As "Three high-backed chairs, a table and cover, long-necked bottle (containing wine), one flask, one Spanish female's costume, three-quarter face portrait of Miss Jogg the model, and a suit of armour containing Don Quixote." Or "One stone terrace (cracked), one gondola in distance, one Venetian senator's dress complete, richly embroidered white satin costume with profile portrait of Miss Jogg the model, one Scimitar superbly mounted in gold with jewelled handle, elaborate Moorish dress (very rare), and Othello."
Mr. Tulkinghorn comes and goes pretty often, there being estate business to do, leases to be renewed, and so on. He sees my Lady pretty often, too; and he and she are as composed, and as indifferent, and take as little heed of one another, as ever. Yet it may be that my Lady fears this Mr. Tulkinghorn and that he knows it. It may be that he pursues her doggedly and steadily, with no touch of compunction, remorse, or pity. It may be that her beauty and all the state and brilliancy surrounding her only gives him the greater zest for what he is set upon and makes him the more inflexible in it. Whether he be cold and cruel, whether immovable in what he has made his duty, whether absorbed in love of power, whether determined to have nothing hidden from him in ground where he has burrowed among secrets all his life, whether he in his heart despises the splendour of which he is a distant beam, whether he is always treasuring up slights and offences in the affability of his gorgeous clients--whether he be any of this, or all of this, it may be that my Lady had better have five thousand pairs of fashionable eyes upon her, in distrustful vigilance, than the two eyes of this rusty lawyer with his wisp of neckcloth and his dull black breeches tied with ribbons at the knees.
Sir Leicester sits in my Lady's room--that room in which Mr. Tulkinghorn read the affidavit in Jarndyce and Jarndyce-- particularly complacent. My Lady, as on that day, sits before the fire with her screen in her hand. Sir Leicester is particularly complacent because he has found in his newspaper some congenial remarks bearing directly on the floodgates and the framework of society. They apply so happily to the late case that Sir Leicester has come from the library to my Lady's room expressly to read them aloud. "The man who wrote this article," he observes by way of preface, nodding at the fire as if he were nodding down at the man from a mount, "has a well-balanced mind."

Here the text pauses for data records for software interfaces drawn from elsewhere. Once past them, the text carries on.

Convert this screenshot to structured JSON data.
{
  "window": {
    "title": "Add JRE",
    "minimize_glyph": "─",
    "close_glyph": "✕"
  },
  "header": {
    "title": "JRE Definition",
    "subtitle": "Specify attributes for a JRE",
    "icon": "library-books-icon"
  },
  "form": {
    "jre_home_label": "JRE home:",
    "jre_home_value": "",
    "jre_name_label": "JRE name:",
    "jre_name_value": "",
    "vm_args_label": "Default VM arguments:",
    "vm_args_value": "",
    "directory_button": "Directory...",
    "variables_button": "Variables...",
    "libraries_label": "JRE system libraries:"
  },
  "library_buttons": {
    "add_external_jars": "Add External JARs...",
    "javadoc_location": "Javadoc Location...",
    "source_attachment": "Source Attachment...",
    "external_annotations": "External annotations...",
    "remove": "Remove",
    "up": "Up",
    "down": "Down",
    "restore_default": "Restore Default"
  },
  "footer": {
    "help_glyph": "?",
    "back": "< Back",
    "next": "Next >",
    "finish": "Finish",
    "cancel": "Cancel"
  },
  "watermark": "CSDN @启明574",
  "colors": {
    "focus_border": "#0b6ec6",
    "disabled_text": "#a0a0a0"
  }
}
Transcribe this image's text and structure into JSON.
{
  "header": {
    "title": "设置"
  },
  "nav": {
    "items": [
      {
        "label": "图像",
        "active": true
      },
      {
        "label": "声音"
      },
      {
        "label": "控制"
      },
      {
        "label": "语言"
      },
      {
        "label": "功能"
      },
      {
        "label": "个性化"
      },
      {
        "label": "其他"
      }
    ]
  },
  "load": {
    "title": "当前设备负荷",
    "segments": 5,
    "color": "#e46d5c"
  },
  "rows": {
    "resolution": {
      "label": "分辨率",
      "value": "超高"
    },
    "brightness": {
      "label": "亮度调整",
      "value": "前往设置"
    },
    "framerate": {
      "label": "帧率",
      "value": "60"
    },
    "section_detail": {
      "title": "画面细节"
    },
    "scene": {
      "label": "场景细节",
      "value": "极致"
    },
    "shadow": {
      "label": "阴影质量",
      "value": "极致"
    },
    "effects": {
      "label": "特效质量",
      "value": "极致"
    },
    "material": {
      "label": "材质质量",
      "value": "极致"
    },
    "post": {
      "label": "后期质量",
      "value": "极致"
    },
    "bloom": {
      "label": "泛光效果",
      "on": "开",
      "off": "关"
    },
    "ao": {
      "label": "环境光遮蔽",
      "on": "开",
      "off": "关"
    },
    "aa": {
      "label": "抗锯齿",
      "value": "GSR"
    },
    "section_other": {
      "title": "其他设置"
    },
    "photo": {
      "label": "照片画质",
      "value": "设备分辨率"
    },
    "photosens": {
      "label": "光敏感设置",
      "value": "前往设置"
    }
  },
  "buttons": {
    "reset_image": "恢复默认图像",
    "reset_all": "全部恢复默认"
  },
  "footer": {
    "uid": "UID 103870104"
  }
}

The man's mind is not so well balanced but that he bores my Lady, who, after a languid effort to listen, or rather a languid resignation of herself to a show of listening, becomes distraught and falls into a contemplation of the fire as if it were her fire at Chesney Wold, and she had never left it. Sir Leicester, quite unconscious, reads on through his double eye-glass, occasionally stopping to remove his glass and express approval, as "Very true indeed," "Very properly put," "I have frequently made the same remark myself," invariably losing his place after each observation, and going up and down the column to find it again.
Sir Leicester is reading with infinite gravity and state when the door opens, and the Mercury in powder makes this strange announcement, "The young man, my Lady, of the name of Guppy."
Sir Leicester pauses, stares, repeats in a killing voice, "The young man of the name of Guppy?"
Looking round, he beholds the young man of the name of Guppy, much discomfited and not presenting a very impressive letter of introduction in his manner and appearance.
"Pray," says Sir Leicester to Mercury, "what do you mean by announcing with this abruptness a young man of the name of Guppy?"
"I beg your pardon, Sir Leicester, but my Lady said she would see the young man whenever he called. I was not aware that you were here, Sir Leicester."
With this apology, Mercury directs a scornful and indignant look at the young man of the name of Guppy which plainly says, "What do you come calling here for and getting ME into a row?"
"It's quite right.